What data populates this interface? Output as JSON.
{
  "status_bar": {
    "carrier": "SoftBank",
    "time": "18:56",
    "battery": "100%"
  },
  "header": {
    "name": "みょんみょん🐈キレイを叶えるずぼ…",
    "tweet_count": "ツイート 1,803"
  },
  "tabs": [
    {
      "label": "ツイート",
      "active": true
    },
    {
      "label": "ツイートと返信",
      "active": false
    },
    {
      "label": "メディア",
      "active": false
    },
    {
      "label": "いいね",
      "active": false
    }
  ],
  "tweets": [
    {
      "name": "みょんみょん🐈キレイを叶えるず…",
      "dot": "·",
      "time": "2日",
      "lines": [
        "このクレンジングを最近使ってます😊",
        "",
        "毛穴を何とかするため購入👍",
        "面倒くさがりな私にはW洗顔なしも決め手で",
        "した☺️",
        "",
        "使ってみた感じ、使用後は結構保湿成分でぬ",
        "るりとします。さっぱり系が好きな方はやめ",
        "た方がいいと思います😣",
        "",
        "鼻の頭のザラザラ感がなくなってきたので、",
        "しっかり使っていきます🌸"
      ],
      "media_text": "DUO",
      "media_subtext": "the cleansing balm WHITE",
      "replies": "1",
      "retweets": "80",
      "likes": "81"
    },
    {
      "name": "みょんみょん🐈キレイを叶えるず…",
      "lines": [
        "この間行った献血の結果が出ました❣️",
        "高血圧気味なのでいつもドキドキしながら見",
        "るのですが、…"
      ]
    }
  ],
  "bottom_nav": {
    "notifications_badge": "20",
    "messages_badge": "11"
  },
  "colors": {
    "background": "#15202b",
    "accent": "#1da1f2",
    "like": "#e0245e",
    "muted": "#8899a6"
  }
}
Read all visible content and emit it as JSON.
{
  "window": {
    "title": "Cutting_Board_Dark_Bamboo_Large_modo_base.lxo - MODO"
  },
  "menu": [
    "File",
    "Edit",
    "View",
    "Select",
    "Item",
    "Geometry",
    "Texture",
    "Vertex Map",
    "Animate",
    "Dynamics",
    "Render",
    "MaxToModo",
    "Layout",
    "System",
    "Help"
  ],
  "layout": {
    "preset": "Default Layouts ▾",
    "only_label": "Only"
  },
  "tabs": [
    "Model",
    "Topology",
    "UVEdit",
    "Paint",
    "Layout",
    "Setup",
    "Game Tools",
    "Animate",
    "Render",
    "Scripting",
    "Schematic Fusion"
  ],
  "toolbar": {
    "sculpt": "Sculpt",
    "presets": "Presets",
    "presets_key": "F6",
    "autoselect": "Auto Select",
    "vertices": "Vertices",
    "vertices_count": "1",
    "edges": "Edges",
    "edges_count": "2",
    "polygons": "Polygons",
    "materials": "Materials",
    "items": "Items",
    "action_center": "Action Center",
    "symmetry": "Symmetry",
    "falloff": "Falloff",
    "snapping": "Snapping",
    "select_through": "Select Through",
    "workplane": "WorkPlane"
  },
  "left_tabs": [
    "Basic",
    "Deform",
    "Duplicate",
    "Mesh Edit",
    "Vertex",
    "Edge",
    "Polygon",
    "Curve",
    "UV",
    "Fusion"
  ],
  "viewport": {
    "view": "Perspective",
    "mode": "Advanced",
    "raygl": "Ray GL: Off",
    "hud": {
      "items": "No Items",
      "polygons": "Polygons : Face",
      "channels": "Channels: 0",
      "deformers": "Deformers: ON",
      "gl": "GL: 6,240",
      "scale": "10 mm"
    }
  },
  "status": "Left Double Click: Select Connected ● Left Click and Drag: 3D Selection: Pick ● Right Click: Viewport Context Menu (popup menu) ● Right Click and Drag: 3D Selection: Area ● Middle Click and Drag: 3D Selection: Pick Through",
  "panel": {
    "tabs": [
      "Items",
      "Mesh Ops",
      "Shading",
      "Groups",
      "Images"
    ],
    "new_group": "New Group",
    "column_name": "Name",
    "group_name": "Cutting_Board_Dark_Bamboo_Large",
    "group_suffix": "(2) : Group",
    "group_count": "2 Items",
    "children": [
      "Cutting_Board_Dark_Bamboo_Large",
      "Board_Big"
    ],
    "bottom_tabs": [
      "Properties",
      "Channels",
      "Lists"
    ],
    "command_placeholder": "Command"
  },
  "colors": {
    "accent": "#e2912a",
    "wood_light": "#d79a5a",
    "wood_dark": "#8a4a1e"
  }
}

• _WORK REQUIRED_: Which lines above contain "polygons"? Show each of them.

• _REPLY_:
    "polygons": "Polygons",
      "polygons": "Polygons : Face",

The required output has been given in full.